Exercise — Below are some records; reproduce them exactly.

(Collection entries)

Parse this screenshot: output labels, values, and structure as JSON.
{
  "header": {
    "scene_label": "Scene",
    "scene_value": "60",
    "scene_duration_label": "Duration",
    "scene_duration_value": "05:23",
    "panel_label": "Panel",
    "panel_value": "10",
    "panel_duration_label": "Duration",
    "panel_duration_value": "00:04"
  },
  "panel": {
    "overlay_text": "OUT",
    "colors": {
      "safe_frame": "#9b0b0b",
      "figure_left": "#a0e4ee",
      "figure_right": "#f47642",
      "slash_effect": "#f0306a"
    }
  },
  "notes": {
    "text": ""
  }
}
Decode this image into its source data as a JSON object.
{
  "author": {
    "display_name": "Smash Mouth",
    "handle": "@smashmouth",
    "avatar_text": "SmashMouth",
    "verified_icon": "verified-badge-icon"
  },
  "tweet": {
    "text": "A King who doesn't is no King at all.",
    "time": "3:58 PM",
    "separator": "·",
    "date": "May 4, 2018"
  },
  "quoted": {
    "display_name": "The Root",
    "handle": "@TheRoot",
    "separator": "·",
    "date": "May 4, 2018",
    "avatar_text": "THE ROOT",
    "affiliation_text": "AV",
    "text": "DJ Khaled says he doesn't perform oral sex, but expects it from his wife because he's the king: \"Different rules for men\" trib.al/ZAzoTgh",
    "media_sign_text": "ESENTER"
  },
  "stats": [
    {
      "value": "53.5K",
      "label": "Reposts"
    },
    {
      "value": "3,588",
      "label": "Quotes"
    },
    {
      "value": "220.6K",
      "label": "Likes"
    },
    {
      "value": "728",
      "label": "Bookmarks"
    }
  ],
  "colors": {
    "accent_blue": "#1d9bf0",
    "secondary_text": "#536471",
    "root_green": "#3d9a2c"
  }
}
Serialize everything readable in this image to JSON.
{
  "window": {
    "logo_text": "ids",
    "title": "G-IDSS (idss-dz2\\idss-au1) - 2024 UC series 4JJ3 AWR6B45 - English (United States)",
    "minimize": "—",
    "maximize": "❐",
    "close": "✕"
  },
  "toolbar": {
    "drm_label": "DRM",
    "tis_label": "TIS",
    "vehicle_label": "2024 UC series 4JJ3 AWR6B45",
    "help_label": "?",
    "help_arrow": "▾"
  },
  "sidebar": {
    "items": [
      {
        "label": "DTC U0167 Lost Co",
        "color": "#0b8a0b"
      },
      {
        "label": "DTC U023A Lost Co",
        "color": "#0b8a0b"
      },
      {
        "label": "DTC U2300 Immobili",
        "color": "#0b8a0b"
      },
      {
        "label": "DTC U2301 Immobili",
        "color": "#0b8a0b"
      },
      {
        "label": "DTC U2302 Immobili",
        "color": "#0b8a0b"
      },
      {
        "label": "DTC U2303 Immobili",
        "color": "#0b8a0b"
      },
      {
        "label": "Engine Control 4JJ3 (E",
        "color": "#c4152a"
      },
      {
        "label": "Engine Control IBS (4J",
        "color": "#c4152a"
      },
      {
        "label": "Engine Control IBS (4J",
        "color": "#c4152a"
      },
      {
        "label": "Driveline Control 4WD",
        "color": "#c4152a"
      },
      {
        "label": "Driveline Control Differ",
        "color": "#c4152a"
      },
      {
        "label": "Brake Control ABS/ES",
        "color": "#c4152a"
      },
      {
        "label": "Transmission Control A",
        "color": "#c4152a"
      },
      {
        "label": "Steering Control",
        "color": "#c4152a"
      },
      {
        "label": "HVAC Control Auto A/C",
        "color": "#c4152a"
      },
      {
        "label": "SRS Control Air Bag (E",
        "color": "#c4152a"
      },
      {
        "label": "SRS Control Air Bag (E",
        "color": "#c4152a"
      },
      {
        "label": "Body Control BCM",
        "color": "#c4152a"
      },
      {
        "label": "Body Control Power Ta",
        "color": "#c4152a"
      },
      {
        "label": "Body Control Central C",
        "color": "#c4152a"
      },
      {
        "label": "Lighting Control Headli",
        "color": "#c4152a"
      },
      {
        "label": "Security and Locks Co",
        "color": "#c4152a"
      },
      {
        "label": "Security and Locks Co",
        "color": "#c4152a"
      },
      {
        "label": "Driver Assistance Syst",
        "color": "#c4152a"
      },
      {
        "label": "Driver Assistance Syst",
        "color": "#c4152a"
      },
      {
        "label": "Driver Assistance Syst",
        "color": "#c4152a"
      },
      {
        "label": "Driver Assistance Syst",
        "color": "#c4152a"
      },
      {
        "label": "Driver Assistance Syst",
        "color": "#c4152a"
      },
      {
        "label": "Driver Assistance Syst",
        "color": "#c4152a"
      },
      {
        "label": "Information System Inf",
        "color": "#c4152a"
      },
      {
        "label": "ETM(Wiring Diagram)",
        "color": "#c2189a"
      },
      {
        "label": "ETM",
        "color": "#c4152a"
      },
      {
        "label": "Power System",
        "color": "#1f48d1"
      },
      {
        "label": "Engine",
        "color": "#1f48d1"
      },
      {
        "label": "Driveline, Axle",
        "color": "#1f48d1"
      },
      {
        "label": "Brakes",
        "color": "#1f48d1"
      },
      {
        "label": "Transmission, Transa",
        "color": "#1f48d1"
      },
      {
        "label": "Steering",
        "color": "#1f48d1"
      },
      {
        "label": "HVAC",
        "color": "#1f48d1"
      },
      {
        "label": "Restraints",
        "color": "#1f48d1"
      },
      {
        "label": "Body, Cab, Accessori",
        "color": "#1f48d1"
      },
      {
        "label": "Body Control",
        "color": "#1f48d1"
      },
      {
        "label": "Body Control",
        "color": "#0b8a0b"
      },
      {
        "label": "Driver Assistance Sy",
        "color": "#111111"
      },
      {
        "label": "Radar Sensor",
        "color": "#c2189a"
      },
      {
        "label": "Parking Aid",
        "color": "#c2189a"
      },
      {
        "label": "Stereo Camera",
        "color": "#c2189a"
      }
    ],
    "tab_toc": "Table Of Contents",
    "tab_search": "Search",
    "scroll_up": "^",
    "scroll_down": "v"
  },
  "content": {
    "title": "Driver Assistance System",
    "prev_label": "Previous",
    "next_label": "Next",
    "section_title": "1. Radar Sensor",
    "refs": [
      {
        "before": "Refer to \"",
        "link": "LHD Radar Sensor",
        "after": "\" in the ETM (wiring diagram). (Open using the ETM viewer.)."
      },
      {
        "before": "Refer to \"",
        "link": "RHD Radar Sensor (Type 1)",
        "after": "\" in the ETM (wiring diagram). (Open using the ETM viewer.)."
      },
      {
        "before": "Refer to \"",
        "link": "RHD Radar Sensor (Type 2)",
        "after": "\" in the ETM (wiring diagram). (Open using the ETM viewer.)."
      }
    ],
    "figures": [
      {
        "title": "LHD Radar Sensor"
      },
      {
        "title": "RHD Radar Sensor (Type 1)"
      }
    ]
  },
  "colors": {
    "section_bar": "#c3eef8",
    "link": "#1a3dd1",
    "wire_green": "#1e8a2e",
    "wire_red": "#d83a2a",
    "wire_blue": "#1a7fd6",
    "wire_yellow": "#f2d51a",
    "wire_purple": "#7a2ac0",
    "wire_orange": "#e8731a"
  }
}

Output for this exercise —
Parse this screenshot: output labels, values, and structure as JSON.
{
  "header": {
    "scene_label": "Scene",
    "scene_value": "60",
    "scene_duration_label": "Duration",
    "scene_duration_value": "05:23",
    "panel_label": "Panel",
    "panel_value": "10",
    "panel_duration_label": "Duration",
    "panel_duration_value": "00:04"
  },
  "panel": {
    "overlay_text": "OUT",
    "colors": {
      "safe_frame": "#9b0b0b",
      "figure_left": "#a0e4ee",
      "figure_right": "#f47642",
      "slash_effect": "#f0306a"
    }
  },
  "notes": {
    "text": ""
  }
}
Decode this image into its source data as a JSON object.
{
  "author": {
    "display_name": "Smash Mouth",
    "handle": "@smashmouth",
    "avatar_text": "SmashMouth",
    "verified_icon": "verified-badge-icon"
  },
  "tweet": {
    "text": "A King who doesn't is no King at all.",
    "time": "3:58 PM",
    "separator": "·",
    "date": "May 4, 2018"
  },
  "quoted": {
    "display_name": "The Root",
    "handle": "@TheRoot",
    "separator": "·",
    "date": "May 4, 2018",
    "avatar_text": "THE ROOT",
    "affiliation_text": "AV",
    "text": "DJ Khaled says he doesn't perform oral sex, but expects it from his wife because he's the king: \"Different rules for men\" trib.al/ZAzoTgh",
    "media_sign_text": "ESENTER"
  },
  "stats": [
    {
      "value": "53.5K",
      "label": "Reposts"
    },
    {
      "value": "3,588",
      "label": "Quotes"
    },
    {
      "value": "220.6K",
      "label": "Likes"
    },
    {
      "value": "728",
      "label": "Bookmarks"
    }
  ],
  "colors": {
    "accent_blue": "#1d9bf0",
    "secondary_text": "#536471",
    "root_green": "#3d9a2c"
  }
}
Serialize everything readable in this image to JSON.
{
  "window": {
    "logo_text": "ids",
    "title": "G-IDSS (idss-dz2\\idss-au1) - 2024 UC series 4JJ3 AWR6B45 - English (United States)",
    "minimize": "—",
    "maximize": "❐",
    "close": "✕"
  },
  "toolbar": {
    "drm_label": "DRM",
    "tis_label": "TIS",
    "vehicle_label": "2024 UC series 4JJ3 AWR6B45",
    "help_label": "?",
    "help_arrow": "▾"
  },
  "sidebar": {
    "items": [
      {
        "label": "DTC U0167 Lost Co",
        "color": "#0b8a0b"
      },
      {
        "label": "DTC U023A Lost Co",
        "color": "#0b8a0b"
      },
      {
        "label": "DTC U2300 Immobili",
        "color": "#0b8a0b"
      },
      {
        "label": "DTC U2301 Immobili",
        "color": "#0b8a0b"
      },
      {
        "label": "DTC U2302 Immobili",
        "color": "#0b8a0b"
      },
      {
        "label": "DTC U2303 Immobili",
        "color": "#0b8a0b"
      },
      {
        "label": "Engine Control 4JJ3 (E",
        "color": "#c4152a"
      },
      {
        "label": "Engine Control IBS (4J",
        "color": "#c4152a"
      },
      {
        "label": "Engine Control IBS (4J",
        "color": "#c4152a"
      },
      {
        "label": "Driveline Control 4WD",
        "color": "#c4152a"
      },
      {
        "label": "Driveline Control Differ",
        "color": "#c4152a"
      },
      {
        "label": "Brake Control ABS/ES",
        "color": "#c4152a"
      },
      {
        "label": "Transmission Control A",
        "color": "#c4152a"
      },
      {
        "label": "Steering Control",
        "color": "#c4152a"
      },
      {
        "label": "HVAC Control Auto A/C",
        "color": "#c4152a"
      },
      {
        "label": "SRS Control Air Bag (E",
        "color": "#c4152a"
      },
      {
        "label": "SRS Control Air Bag (E",
        "color": "#c4152a"
      },
      {
        "label": "Body Control BCM",
        "color": "#c4152a"
      },
      {
        "label": "Body Control Power Ta",
        "color": "#c4152a"
      },
      {
        "label": "Body Control Central C",
        "color": "#c4152a"
      },
      {
        "label": "Lighting Control Headli",
        "color": "#c4152a"
      },
      {
        "label": "Security and Locks Co",
        "color": "#c4152a"
      },
      {
        "label": "Security and Locks Co",
        "color": "#c4152a"
      },
      {
        "label": "Driver Assistance Syst",
        "color": "#c4152a"
      },
      {
        "label": "Driver Assistance Syst",
        "color": "#c4152a"
      },
      {
        "label": "Driver Assistance Syst",
        "color": "#c4152a"
      },
      {
        "label": "Driver Assistance Syst",
        "color": "#c4152a"
      },
      {
        "label": "Driver Assistance Syst",
        "color": "#c4152a"
      },
      {
        "label": "Driver Assistance Syst",
        "color": "#c4152a"
      },
      {
        "label": "Information System Inf",
        "color": "#c4152a"
      },
      {
        "label": "ETM(Wiring Diagram)",
        "color": "#c2189a"
      },
      {
        "label": "ETM",
        "color": "#c4152a"
      },
      {
        "label": "Power System",
        "color": "#1f48d1"
      },
      {
        "label": "Engine",
        "color": "#1f48d1"
      },
      {
        "label": "Driveline, Axle",
        "color": "#1f48d1"
      },
      {
        "label": "Brakes",
        "color": "#1f48d1"
      },
      {
        "label": "Transmission, Transa",
        "color": "#1f48d1"
      },
      {
        "label": "Steering",
        "color": "#1f48d1"
      },
      {
        "label": "HVAC",
        "color": "#1f48d1"
      },
      {
        "label": "Restraints",
        "color": "#1f48d1"
      },
      {
        "label": "Body, Cab, Accessori",
        "color": "#1f48d1"
      },
      {
        "label": "Body Control",
        "color": "#1f48d1"
      },
      {
        "label": "Body Control",
        "color": "#0b8a0b"
      },
      {
        "label": "Driver Assistance Sy",
        "color": "#111111"
      },
      {
        "label": "Radar Sensor",
        "color": "#c2189a"
      },
      {
        "label": "Parking Aid",
        "color": "#c2189a"
      },
      {
        "label": "Stereo Camera",
        "color": "#c2189a"
      }
    ],
    "tab_toc": "Table Of Contents",
    "tab_search": "Search",
    "scroll_up": "^",
    "scroll_down": "v"
  },
  "content": {
    "title": "Driver Assistance System",
    "prev_label": "Previous",
    "next_label": "Next",
    "section_title": "1. Radar Sensor",
    "refs": [
      {
        "before": "Refer to \"",
        "link": "LHD Radar Sensor",
        "after": "\" in the ETM (wiring diagram). (Open using the ETM viewer.)."
      },
      {
        "before": "Refer to \"",
        "link": "RHD Radar Sensor (Type 1)",
        "after": "\" in the ETM (wiring diagram). (Open using the ETM viewer.)."
      },
      {
        "before": "Refer to \"",
        "link": "RHD Radar Sensor (Type 2)",
        "after": "\" in the ETM (wiring diagram). (Open using the ETM viewer.)."
      }
    ],
    "figures": [
      {
        "title": "LHD Radar Sensor"
      },
      {
        "title": "RHD Radar Sensor (Type 1)"
      }
    ]
  },
  "colors": {
    "section_bar": "#c3eef8",
    "link": "#1a3dd1",
    "wire_green": "#1e8a2e",
    "wire_red": "#d83a2a",
    "wire_blue": "#1a7fd6",
    "wire_yellow": "#f2d51a",
    "wire_purple": "#7a2ac0",
    "wire_orange": "#e8731a"
  }
}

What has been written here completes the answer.